“When you design your pond, make it whatever shape you want,” Copp said.

Water for the garden. When digging, sides should be terraced to hold plant containers, and a layer of 3 to 4 inches of sand should be spread before installing the rubber liner, according to Thomas. This layer helps keep roots from protruding and damaging the liner.

River rock and other stones are then placed in and around the pond to cover and protect the liner from the sun’s ultraviolet rays and to create a more natural look.

“When the pond is filled and the liner holds water, it’s really an accomplishment,” Copp said. “You’ll get excited and want to get the thing built.”

Mechanical assets. When designing a pond, it’s equally important to install pumps and hoses to ensure functionality.

Pumps help correct net oxygen loss in the water, which can result in fish kills.

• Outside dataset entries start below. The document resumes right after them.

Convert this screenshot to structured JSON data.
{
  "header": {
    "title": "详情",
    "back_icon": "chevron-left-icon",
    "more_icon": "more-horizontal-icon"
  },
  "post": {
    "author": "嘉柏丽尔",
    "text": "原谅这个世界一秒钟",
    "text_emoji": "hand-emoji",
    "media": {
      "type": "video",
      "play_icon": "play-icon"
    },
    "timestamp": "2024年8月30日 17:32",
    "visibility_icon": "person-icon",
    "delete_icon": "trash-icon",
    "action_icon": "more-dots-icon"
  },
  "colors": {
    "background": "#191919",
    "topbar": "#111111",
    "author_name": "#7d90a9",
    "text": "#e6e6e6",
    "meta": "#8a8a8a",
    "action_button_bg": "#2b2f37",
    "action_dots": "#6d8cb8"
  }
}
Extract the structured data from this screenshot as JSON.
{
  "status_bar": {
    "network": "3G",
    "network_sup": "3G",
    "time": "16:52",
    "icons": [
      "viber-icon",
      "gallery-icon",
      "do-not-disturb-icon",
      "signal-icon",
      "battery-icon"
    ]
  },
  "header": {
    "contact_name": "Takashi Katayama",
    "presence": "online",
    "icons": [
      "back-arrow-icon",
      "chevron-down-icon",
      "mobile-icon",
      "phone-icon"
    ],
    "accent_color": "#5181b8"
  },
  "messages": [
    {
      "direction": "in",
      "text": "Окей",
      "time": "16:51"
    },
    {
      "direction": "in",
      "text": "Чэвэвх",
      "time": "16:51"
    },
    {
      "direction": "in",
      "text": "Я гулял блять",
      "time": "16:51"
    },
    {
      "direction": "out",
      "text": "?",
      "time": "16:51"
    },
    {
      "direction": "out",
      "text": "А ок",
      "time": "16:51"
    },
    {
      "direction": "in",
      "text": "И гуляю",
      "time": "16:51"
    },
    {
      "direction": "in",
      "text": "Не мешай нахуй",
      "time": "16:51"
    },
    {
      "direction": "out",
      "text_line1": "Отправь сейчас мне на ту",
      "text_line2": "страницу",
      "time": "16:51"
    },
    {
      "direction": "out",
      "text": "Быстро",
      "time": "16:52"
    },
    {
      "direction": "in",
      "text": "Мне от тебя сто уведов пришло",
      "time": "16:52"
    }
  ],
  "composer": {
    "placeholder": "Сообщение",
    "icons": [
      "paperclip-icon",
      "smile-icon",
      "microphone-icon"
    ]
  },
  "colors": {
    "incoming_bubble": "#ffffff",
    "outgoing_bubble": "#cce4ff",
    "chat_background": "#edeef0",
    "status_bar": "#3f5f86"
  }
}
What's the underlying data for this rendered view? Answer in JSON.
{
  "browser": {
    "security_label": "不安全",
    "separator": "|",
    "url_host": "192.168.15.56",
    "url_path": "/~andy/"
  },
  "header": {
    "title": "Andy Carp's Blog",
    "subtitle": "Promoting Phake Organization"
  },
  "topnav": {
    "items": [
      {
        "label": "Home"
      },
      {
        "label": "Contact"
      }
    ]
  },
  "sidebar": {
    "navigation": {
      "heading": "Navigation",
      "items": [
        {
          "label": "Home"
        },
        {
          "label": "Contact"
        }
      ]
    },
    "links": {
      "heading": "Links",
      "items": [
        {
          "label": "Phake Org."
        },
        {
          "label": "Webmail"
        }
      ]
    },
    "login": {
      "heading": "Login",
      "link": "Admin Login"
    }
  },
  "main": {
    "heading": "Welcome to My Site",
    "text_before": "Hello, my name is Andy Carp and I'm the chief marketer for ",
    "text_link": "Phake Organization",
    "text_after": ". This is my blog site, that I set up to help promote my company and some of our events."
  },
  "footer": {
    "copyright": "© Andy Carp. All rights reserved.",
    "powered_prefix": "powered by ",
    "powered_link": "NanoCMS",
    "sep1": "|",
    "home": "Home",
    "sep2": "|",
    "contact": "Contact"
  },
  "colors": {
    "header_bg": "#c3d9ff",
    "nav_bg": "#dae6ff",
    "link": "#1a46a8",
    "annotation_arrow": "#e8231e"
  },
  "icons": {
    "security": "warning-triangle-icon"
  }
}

Without properly sized hoses, a pump will burn out faster.

A variety of pumps are made specifically for water gardens, but submersible sump pumps can also be used, Thomas said.

“The bad thing about those pumps is that they’re not made for continual running, so they will die sooner,” Thomas said.

Any pond larger than 50 gallons needs an installed pump to avoid stagnant water, Thomas said.

“If you want to hear the sound of the water moving, you’ll need to move the water even faster,” Thomas said.

Adding the color. Without plants, a water garden is but a pool of water, according to Eric Norland and Charles Behnke, Ohio State University Extension specialists. Numerous plant species, both native and tropical, may be used in the water garden.

Several types of bog plants are available at garden centers and nurseries for stocking a pond at the recommended rate of 40 percent to 60 percent of the pond’s surface.

“Plants are what you need to keep the pond clean. It’s up to you to decide what plants to put in there,” Thomas said.

Most water greenery is planted by either dropping a weighted bunch of plants into the pond, where they root in the bottom, or by placing potted plants directly into the water.

Cattails and water lilies should always be left in the pot to prevent the plants from taking over the pond, Thomas said.

“No chemical will take care of a problem with cattails, and lilies will get so thick you won’t be able to see your fish,” he said.

“Fish are really hearty, and if you’ve got the right sized pump and enough plants, you’ll be fine” year-round, Thomas said.

A number of decorative fish, including koi, comets and goldfish, can be stocked in water gardens. Some garden owners also choose to stock bluegill or other small fish.

“Only put in what you will enjoy. If you want to let the kids fish for bluegill in the pond, that’s great,” Thomas said.

No regrets. “The biggest thing we’re seeing is a lot of ponds going in incorrectly. All we want is for people to do it right.

“Water gardens should really get down to the premise, their purpose. It’s relaxation and enjoyment, not frustration,” Thomas said.

For more information on water gardens, contact your local garden retailer or Colonial Gardens at 330-539-5964.

Maintaining water garden water quality takes time

CANFIELD, Ohio – Garden pond water quality is an issue for even the most experienced water gardener.

“A good definition of clean water is that you should be able to see your fingers when you’re elbow deep,” in the pond, but not have crystal clear water, says Ron Thomas, manager of Colonial Gardens retail center near Vienna, Ohio.

The biological cleanliness and balance of the water is good for the fish and plants, he said.

Check annually. A variety of monitoring should be performed annually or more often, including tests for salt, ammonia, nitrites and nitrates. Tests aim to maintain buffering capacity, the ability of the water to balance the pH naturally.

Once a pond is installed, the pH fluctuates greatly, Thomas said.

“If you get too many fish in there and not enough plants, your pH will spike. It’s important to test the water and if anything is off in the pond, it’s guaranteed to be directly related to the water,” Thomas said.

(You can contact Andrea Myers at 1-800-837-3419, ext. 22, or by e-mail at amyers@farmanddairy.com.)


Up-to-date agriculture news in your inbox!